[GIVEN INFORMATION — start]

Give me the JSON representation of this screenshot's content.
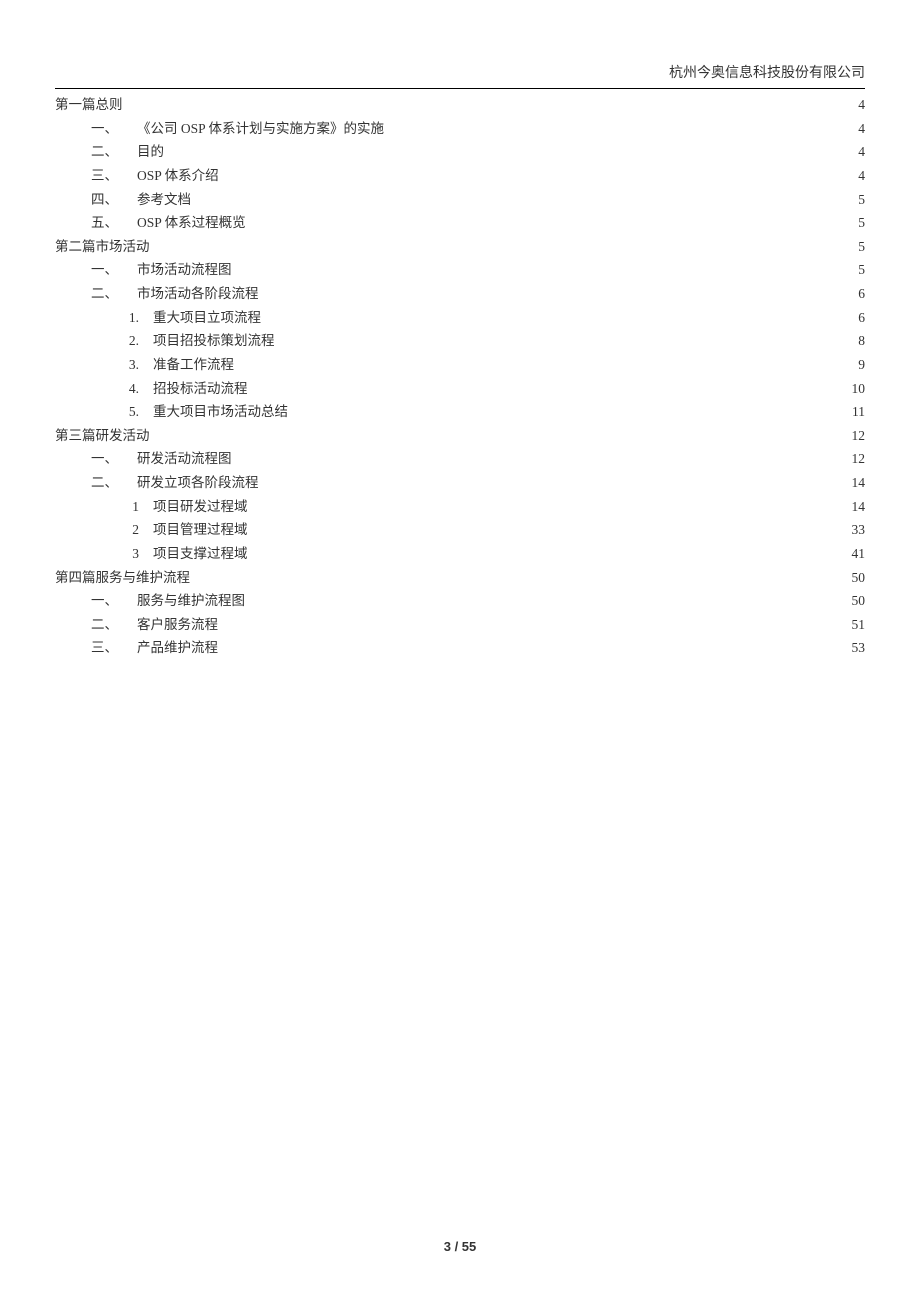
{
  "header": {
    "company": "杭州今奥信息科技股份有限公司"
  },
  "toc": [
    {
      "level": 0,
      "marker": "",
      "title": "第一篇总则",
      "page": "4"
    },
    {
      "level": 1,
      "marker": "一、",
      "title": "《公司 OSP 体系计划与实施方案》的实施",
      "page": "4"
    },
    {
      "level": 1,
      "marker": "二、",
      "title": "目的",
      "page": "4"
    },
    {
      "level": 1,
      "marker": "三、",
      "title": "OSP 体系介绍",
      "page": "4"
    },
    {
      "level": 1,
      "marker": "四、",
      "title": "参考文档",
      "page": "5"
    },
    {
      "level": 1,
      "marker": "五、",
      "title": "OSP 体系过程概览",
      "page": "5"
    },
    {
      "level": 0,
      "marker": "",
      "title": "第二篇市场活动",
      "page": "5"
    },
    {
      "level": 1,
      "marker": "一、",
      "title": "市场活动流程图",
      "page": "5"
    },
    {
      "level": 1,
      "marker": "二、",
      "title": "市场活动各阶段流程",
      "page": "6"
    },
    {
      "level": 2,
      "marker": "1.",
      "title": "重大项目立项流程",
      "page": "6"
    },
    {
      "level": 2,
      "marker": "2.",
      "title": "项目招投标策划流程",
      "page": "8"
    },
    {
      "level": 2,
      "marker": "3.",
      "title": "准备工作流程",
      "page": "9"
    },
    {
      "level": 2,
      "marker": "4.",
      "title": "招投标活动流程",
      "page": "10"
    },
    {
      "level": 2,
      "marker": "5.",
      "title": "重大项目市场活动总结",
      "page": "11"
    },
    {
      "level": 0,
      "marker": "",
      "title": "第三篇研发活动",
      "page": "12"
    },
    {
      "level": 1,
      "marker": "一、",
      "title": "研发活动流程图",
      "page": "12"
    },
    {
      "level": 1,
      "marker": "二、",
      "title": "研发立项各阶段流程",
      "page": "14"
    },
    {
      "level": 2,
      "marker": "1",
      "title": "项目研发过程域",
      "page": "14"
    },
    {
      "level": 2,
      "marker": "2",
      "title": "项目管理过程域",
      "page": "33"
    },
    {
      "level": 2,
      "marker": "3",
      "title": "项目支撑过程域",
      "page": "41"
    },
    {
      "level": 0,
      "marker": "",
      "title": "第四篇服务与维护流程",
      "page": "50"
    },
    {
      "level": 1,
      "marker": "一、",
      "title": "服务与维护流程图",
      "page": "50"
    },
    {
      "level": 1,
      "marker": "二、",
      "title": "客户服务流程",
      "page": "51"
    },
    {
      "level": 1,
      "marker": "三、",
      "title": "产品维护流程",
      "page": "53"
    }
  ],
  "footer": {
    "page_label": "3 / 55"
  }
}
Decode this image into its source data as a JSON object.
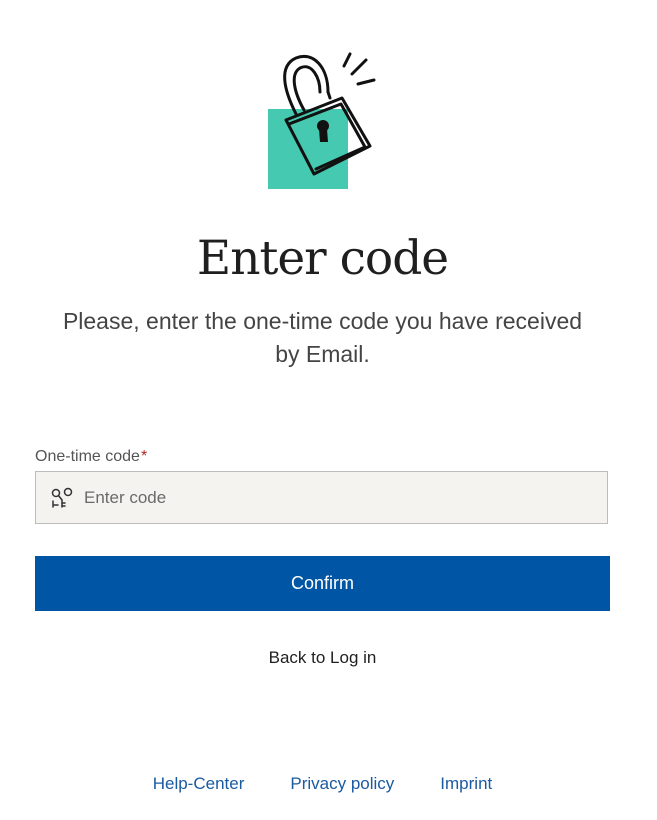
{
  "illustration": {
    "icon": "unlocked-padlock-icon",
    "accent_color": "#45c9b0"
  },
  "header": {
    "title": "Enter code",
    "subtitle": "Please, enter the one-time code you have received by Email."
  },
  "form": {
    "code_label": "One-time code",
    "required_marker": "*",
    "code_placeholder": "Enter code",
    "code_value": "",
    "code_icon": "key-icon",
    "confirm_label": "Confirm",
    "confirm_color": "#0055a4"
  },
  "links": {
    "back_label": "Back to Log in"
  },
  "footer": {
    "links": [
      {
        "label": "Help-Center"
      },
      {
        "label": "Privacy policy"
      },
      {
        "label": "Imprint"
      }
    ]
  }
}
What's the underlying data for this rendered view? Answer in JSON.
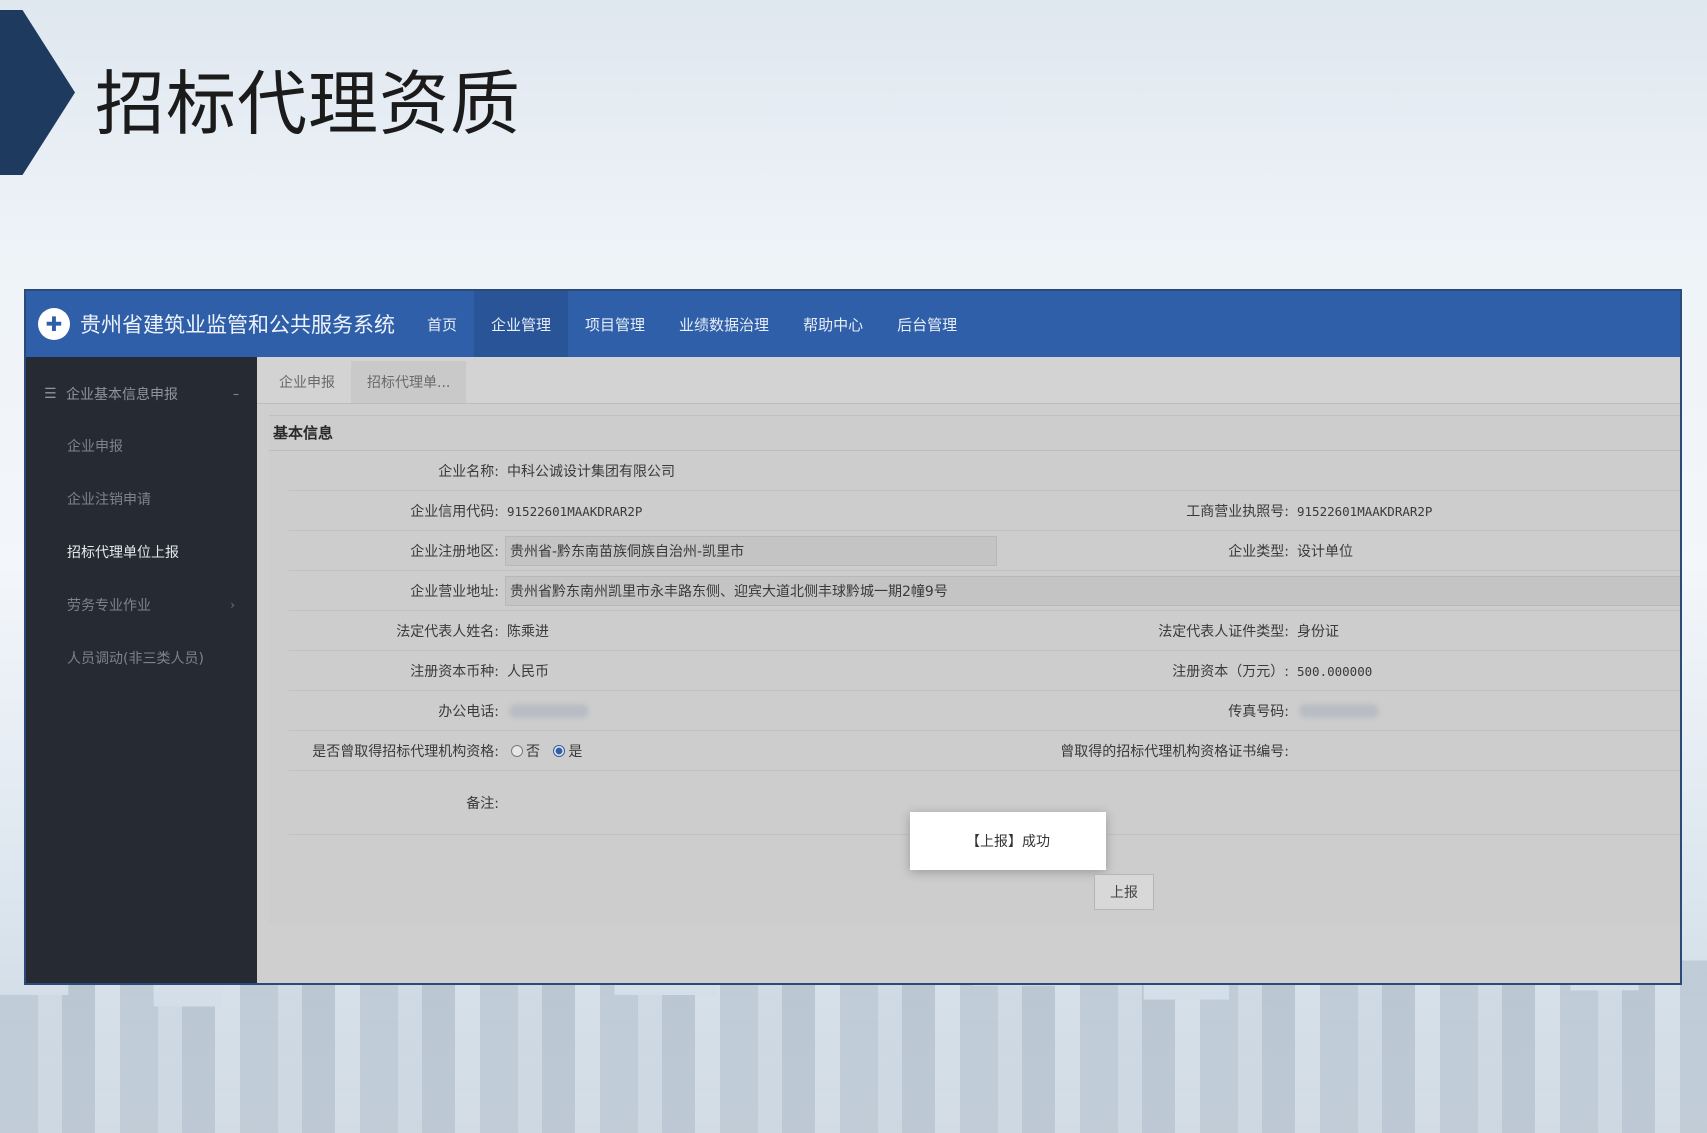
{
  "slide": {
    "title": "招标代理资质"
  },
  "header": {
    "system_name": "贵州省建筑业监管和公共服务系统",
    "nav": [
      {
        "label": "首页"
      },
      {
        "label": "企业管理"
      },
      {
        "label": "项目管理"
      },
      {
        "label": "业绩数据治理"
      },
      {
        "label": "帮助中心"
      },
      {
        "label": "后台管理"
      }
    ]
  },
  "sidebar": {
    "group_label": "企业基本信息申报",
    "items": [
      {
        "label": "企业申报"
      },
      {
        "label": "企业注销申请"
      },
      {
        "label": "招标代理单位上报"
      },
      {
        "label": "劳务专业作业"
      },
      {
        "label": "人员调动(非三类人员)"
      }
    ]
  },
  "tabs": [
    {
      "label": "企业申报"
    },
    {
      "label": "招标代理单..."
    }
  ],
  "form": {
    "section_title": "基本信息",
    "company_name_label": "企业名称:",
    "company_name": "中科公诚设计集团有限公司",
    "credit_code_label": "企业信用代码:",
    "credit_code": "91522601MAAKDRAR2P",
    "license_no_label": "工商营业执照号:",
    "license_no": "91522601MAAKDRAR2P",
    "reg_region_label": "企业注册地区:",
    "reg_region": "贵州省-黔东南苗族侗族自治州-凯里市",
    "company_type_label": "企业类型:",
    "company_type": "设计单位",
    "address_label": "企业营业地址:",
    "address": "贵州省黔东南州凯里市永丰路东侧、迎宾大道北侧丰球黔城一期2幢9号",
    "legal_rep_label": "法定代表人姓名:",
    "legal_rep": "陈乘进",
    "id_type_label": "法定代表人证件类型:",
    "id_type": "身份证",
    "currency_label": "注册资本币种:",
    "currency": "人民币",
    "capital_label": "注册资本（万元）:",
    "capital": "500.000000",
    "phone_label": "办公电话:",
    "fax_label": "传真号码:",
    "qualified_label": "是否曾取得招标代理机构资格:",
    "option_no": "否",
    "option_yes": "是",
    "cert_no_label": "曾取得的招标代理机构资格证书编号:",
    "remark_label": "备注:"
  },
  "toast": {
    "message": "【上报】成功"
  },
  "actions": {
    "submit_label": "上报"
  }
}
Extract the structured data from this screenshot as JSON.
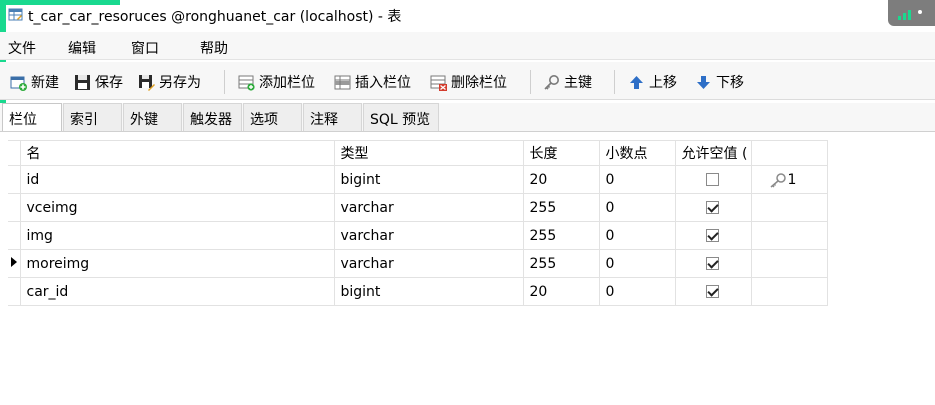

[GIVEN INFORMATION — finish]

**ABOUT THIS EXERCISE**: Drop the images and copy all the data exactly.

**RESULT FOR THIS TASK**:
Give me the JSON representation of this screenshot's content.
{
  "header": {
    "company": "杭州今奥信息科技股份有限公司"
  },
  "toc": [
    {
      "level": 0,
      "marker": "",
      "title": "第一篇总则",
      "page": "4"
    },
    {
      "level": 1,
      "marker": "一、",
      "title": "《公司 OSP 体系计划与实施方案》的实施",
      "page": "4"
    },
    {
      "level": 1,
      "marker": "二、",
      "title": "目的",
      "page": "4"
    },
    {
      "level": 1,
      "marker": "三、",
      "title": "OSP 体系介绍",
      "page": "4"
    },
    {
      "level": 1,
      "marker": "四、",
      "title": "参考文档",
      "page": "5"
    },
    {
      "level": 1,
      "marker": "五、",
      "title": "OSP 体系过程概览",
      "page": "5"
    },
    {
      "level": 0,
      "marker": "",
      "title": "第二篇市场活动",
      "page": "5"
    },
    {
      "level": 1,
      "marker": "一、",
      "title": "市场活动流程图",
      "page": "5"
    },
    {
      "level": 1,
      "marker": "二、",
      "title": "市场活动各阶段流程",
      "page": "6"
    },
    {
      "level": 2,
      "marker": "1.",
      "title": "重大项目立项流程",
      "page": "6"
    },
    {
      "level": 2,
      "marker": "2.",
      "title": "项目招投标策划流程",
      "page": "8"
    },
    {
      "level": 2,
      "marker": "3.",
      "title": "准备工作流程",
      "page": "9"
    },
    {
      "level": 2,
      "marker": "4.",
      "title": "招投标活动流程",
      "page": "10"
    },
    {
      "level": 2,
      "marker": "5.",
      "title": "重大项目市场活动总结",
      "page": "11"
    },
    {
      "level": 0,
      "marker": "",
      "title": "第三篇研发活动",
      "page": "12"
    },
    {
      "level": 1,
      "marker": "一、",
      "title": "研发活动流程图",
      "page": "12"
    },
    {
      "level": 1,
      "marker": "二、",
      "title": "研发立项各阶段流程",
      "page": "14"
    },
    {
      "level": 2,
      "marker": "1",
      "title": "项目研发过程域",
      "page": "14"
    },
    {
      "level": 2,
      "marker": "2",
      "title": "项目管理过程域",
      "page": "33"
    },
    {
      "level": 2,
      "marker": "3",
      "title": "项目支撑过程域",
      "page": "41"
    },
    {
      "level": 0,
      "marker": "",
      "title": "第四篇服务与维护流程",
      "page": "50"
    },
    {
      "level": 1,
      "marker": "一、",
      "title": "服务与维护流程图",
      "page": "50"
    },
    {
      "level": 1,
      "marker": "二、",
      "title": "客户服务流程",
      "page": "51"
    },
    {
      "level": 1,
      "marker": "三、",
      "title": "产品维护流程",
      "page": "53"
    }
  ],
  "footer": {
    "page_label": "3 / 55"
  }
}
Decode this image into its source data as a JSON object.
{
  "illustration": {
    "icon": "unlocked-padlock-icon",
    "accent_color": "#45c9b0"
  },
  "header": {
    "title": "Enter code",
    "subtitle": "Please, enter the one-time code you have received by Email."
  },
  "form": {
    "code_label": "One-time code",
    "required_marker": "*",
    "code_placeholder": "Enter code",
    "code_value": "",
    "code_icon": "key-icon",
    "confirm_label": "Confirm",
    "confirm_color": "#0055a4"
  },
  "links": {
    "back_label": "Back to Log in"
  },
  "footer": {
    "links": [
      {
        "label": "Help-Center"
      },
      {
        "label": "Privacy policy"
      },
      {
        "label": "Imprint"
      }
    ]
  }
}
What's the underlying data for this rendered view? Answer in JSON.
{
  "slide": {
    "title": "招标代理资质"
  },
  "header": {
    "system_name": "贵州省建筑业监管和公共服务系统",
    "nav": [
      {
        "label": "首页"
      },
      {
        "label": "企业管理"
      },
      {
        "label": "项目管理"
      },
      {
        "label": "业绩数据治理"
      },
      {
        "label": "帮助中心"
      },
      {
        "label": "后台管理"
      }
    ]
  },
  "sidebar": {
    "group_label": "企业基本信息申报",
    "items": [
      {
        "label": "企业申报"
      },
      {
        "label": "企业注销申请"
      },
      {
        "label": "招标代理单位上报"
      },
      {
        "label": "劳务专业作业"
      },
      {
        "label": "人员调动(非三类人员)"
      }
    ]
  },
  "tabs": [
    {
      "label": "企业申报"
    },
    {
      "label": "招标代理单..."
    }
  ],
  "form": {
    "section_title": "基本信息",
    "company_name_label": "企业名称:",
    "company_name": "中科公诚设计集团有限公司",
    "credit_code_label": "企业信用代码:",
    "credit_code": "91522601MAAKDRAR2P",
    "license_no_label": "工商营业执照号:",
    "license_no": "91522601MAAKDRAR2P",
    "reg_region_label": "企业注册地区:",
    "reg_region": "贵州省-黔东南苗族侗族自治州-凯里市",
    "company_type_label": "企业类型:",
    "company_type": "设计单位",
    "address_label": "企业营业地址:",
    "address": "贵州省黔东南州凯里市永丰路东侧、迎宾大道北侧丰球黔城一期2幢9号",
    "legal_rep_label": "法定代表人姓名:",
    "legal_rep": "陈乘进",
    "id_type_label": "法定代表人证件类型:",
    "id_type": "身份证",
    "currency_label": "注册资本币种:",
    "currency": "人民币",
    "capital_label": "注册资本（万元）:",
    "capital": "500.000000",
    "phone_label": "办公电话:",
    "fax_label": "传真号码:",
    "qualified_label": "是否曾取得招标代理机构资格:",
    "option_no": "否",
    "option_yes": "是",
    "cert_no_label": "曾取得的招标代理机构资格证书编号:",
    "remark_label": "备注:"
  },
  "toast": {
    "message": "【上报】成功"
  },
  "actions": {
    "submit_label": "上报"
  }
}
Extract the structured data from this screenshot as JSON.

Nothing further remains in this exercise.